-- Opening Marker --

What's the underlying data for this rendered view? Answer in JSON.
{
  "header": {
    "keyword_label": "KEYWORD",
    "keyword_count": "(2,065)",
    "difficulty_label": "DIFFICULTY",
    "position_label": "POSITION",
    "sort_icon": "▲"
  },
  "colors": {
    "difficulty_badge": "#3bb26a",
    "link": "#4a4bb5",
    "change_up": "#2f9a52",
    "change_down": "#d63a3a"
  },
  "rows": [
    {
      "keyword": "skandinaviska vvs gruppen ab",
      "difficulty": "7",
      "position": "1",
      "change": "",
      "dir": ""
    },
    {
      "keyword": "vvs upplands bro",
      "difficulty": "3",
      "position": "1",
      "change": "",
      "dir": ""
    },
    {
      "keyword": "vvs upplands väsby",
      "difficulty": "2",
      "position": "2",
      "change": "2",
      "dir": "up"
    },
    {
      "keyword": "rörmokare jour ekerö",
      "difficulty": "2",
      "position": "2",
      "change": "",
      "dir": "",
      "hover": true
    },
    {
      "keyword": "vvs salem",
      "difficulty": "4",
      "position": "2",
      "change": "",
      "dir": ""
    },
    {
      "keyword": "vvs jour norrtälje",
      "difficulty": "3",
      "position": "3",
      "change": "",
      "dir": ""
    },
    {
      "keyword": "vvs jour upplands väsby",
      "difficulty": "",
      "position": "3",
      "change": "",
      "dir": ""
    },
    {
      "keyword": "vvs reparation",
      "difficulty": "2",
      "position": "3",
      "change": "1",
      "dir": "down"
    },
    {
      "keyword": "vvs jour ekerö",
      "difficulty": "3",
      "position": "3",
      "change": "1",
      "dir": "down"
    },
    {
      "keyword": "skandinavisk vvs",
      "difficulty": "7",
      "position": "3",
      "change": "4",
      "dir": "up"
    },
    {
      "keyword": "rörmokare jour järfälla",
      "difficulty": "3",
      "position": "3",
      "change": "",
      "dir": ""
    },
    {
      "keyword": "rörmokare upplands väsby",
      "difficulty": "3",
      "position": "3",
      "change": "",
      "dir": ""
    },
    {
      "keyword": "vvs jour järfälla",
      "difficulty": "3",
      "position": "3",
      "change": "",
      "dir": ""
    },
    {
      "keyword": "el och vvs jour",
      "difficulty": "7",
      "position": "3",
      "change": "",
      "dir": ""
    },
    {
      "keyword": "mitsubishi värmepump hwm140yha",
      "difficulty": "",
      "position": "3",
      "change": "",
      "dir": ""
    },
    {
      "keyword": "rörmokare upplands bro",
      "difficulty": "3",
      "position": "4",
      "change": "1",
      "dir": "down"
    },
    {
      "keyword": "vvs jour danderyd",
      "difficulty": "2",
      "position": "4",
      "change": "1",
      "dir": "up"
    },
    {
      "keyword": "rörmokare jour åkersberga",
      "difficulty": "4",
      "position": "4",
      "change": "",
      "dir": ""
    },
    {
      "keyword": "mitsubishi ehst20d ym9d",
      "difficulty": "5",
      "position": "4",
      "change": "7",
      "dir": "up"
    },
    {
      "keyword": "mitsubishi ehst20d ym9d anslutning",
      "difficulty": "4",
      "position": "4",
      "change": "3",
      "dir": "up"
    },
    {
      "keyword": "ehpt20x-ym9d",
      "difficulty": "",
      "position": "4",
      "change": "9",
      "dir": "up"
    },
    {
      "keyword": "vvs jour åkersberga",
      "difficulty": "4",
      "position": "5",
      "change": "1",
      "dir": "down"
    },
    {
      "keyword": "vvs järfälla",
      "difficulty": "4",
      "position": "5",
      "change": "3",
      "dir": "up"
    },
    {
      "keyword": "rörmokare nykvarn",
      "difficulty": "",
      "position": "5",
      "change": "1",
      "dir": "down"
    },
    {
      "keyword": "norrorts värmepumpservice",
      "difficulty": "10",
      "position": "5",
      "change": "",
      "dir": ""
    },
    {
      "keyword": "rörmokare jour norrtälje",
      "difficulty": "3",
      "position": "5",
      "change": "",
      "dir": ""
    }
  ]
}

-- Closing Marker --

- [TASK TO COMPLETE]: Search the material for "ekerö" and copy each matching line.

- [ANSWER TO THE EXERCISE]:
      "keyword": "rörmokare jour ekerö",
      "keyword": "vvs jour ekerö",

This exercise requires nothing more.